#### [Supplied information]
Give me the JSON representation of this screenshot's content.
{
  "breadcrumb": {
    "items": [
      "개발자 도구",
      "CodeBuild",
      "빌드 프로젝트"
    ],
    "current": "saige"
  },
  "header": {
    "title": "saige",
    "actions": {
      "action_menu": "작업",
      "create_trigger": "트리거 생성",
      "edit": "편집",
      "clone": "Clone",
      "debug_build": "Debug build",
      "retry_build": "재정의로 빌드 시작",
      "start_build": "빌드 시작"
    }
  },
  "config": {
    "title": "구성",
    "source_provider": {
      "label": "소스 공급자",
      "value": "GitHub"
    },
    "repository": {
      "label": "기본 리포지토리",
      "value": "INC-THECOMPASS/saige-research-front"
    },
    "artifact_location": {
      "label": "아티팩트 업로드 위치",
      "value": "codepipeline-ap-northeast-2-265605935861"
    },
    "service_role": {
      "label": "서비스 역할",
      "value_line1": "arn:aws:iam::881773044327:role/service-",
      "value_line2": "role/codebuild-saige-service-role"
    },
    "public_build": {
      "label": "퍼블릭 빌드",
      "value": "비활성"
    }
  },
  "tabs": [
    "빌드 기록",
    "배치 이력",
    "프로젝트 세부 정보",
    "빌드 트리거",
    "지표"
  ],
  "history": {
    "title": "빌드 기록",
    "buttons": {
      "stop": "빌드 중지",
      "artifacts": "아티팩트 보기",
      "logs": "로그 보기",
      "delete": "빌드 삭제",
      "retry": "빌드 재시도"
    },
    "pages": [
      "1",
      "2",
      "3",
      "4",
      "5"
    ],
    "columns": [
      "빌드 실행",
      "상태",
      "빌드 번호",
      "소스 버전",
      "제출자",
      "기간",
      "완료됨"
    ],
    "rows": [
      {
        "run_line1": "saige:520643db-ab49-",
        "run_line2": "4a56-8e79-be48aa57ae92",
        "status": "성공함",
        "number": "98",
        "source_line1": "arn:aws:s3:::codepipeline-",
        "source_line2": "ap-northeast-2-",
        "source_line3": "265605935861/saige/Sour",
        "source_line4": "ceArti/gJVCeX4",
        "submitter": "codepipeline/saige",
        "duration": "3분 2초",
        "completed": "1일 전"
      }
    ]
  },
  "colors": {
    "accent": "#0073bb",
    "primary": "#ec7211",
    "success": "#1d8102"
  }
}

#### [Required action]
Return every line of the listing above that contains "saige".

#### [Result for this task]
    "current": "saige"
    "title": "saige",
      "value": "INC-THECOMPASS/saige-research-front"
      "value_line2": "role/codebuild-saige-service-role"
        "run_line1": "saige:520643db-ab49-",
        "source_line3": "265605935861/saige/Sour",
        "submitter": "codepipeline/saige",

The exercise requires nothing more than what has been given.